- DATA FOR PROCESSING

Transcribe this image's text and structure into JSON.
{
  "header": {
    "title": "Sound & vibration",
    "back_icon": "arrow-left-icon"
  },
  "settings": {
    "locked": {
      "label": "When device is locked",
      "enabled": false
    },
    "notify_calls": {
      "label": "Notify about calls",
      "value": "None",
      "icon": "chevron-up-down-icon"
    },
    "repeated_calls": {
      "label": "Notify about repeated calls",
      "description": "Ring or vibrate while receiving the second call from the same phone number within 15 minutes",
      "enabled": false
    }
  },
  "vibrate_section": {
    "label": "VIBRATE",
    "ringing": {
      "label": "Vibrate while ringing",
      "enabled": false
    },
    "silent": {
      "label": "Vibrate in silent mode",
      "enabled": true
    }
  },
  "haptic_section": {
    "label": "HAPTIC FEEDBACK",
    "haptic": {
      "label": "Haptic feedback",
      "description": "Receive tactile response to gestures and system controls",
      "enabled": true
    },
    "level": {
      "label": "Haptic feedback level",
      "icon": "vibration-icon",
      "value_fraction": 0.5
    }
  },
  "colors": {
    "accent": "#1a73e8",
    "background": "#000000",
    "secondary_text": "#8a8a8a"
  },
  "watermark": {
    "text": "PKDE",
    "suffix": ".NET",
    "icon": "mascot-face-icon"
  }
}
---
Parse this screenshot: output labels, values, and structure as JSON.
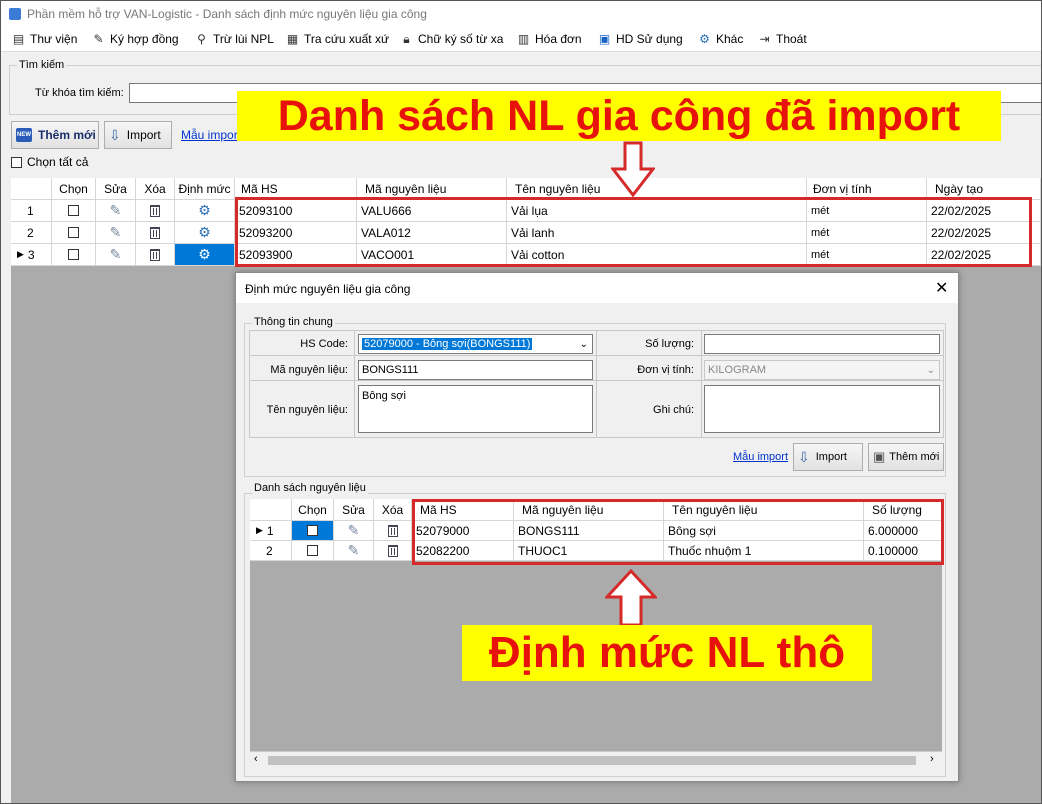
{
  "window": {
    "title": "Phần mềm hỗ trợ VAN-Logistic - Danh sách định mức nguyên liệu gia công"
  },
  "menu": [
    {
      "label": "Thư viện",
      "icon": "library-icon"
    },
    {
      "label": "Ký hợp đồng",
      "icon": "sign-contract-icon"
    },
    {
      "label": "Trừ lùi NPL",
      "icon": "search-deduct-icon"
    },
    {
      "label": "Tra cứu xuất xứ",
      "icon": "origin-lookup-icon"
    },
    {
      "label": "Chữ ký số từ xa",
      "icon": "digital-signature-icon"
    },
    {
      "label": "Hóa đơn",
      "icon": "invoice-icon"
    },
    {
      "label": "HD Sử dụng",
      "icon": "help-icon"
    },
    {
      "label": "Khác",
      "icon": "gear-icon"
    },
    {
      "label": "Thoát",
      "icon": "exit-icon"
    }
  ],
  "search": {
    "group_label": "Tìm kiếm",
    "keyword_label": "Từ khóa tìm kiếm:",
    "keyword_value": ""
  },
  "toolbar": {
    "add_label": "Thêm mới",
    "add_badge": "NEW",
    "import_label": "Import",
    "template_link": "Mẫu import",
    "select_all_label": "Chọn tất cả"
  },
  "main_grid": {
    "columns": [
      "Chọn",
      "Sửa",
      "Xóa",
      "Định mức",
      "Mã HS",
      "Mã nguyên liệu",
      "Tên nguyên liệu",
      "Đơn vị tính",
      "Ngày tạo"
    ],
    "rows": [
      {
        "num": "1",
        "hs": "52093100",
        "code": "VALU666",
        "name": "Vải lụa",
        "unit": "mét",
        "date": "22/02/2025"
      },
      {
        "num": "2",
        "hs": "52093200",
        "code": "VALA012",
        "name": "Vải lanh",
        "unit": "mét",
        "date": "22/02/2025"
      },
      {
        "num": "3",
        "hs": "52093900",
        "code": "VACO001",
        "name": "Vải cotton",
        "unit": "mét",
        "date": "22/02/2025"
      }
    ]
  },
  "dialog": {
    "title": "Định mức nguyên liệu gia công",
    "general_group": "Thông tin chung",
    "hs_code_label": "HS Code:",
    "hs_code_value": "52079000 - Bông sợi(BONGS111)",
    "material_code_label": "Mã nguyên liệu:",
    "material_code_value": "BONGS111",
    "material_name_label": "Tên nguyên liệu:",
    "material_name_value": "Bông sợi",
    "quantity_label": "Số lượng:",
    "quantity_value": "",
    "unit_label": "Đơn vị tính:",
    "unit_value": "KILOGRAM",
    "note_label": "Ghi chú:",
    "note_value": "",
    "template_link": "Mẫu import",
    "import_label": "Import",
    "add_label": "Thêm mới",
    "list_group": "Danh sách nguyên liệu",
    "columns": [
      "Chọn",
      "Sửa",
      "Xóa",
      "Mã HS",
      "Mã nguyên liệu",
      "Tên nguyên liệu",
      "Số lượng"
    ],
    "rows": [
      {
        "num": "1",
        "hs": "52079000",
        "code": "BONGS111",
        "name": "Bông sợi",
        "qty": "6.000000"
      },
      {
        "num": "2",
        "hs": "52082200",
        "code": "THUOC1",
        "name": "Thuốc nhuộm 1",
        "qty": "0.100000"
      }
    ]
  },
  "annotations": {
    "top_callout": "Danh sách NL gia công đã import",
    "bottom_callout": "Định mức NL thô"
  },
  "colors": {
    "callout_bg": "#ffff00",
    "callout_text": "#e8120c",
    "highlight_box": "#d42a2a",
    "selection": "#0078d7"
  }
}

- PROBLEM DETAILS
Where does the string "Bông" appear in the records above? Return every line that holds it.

- EXPECTED ANSWER
    "hs_code_value": "52079000 - Bông sợi(BONGS111)",
    "material_name_value": "Bông sợi",
        "name": "Bông sợi",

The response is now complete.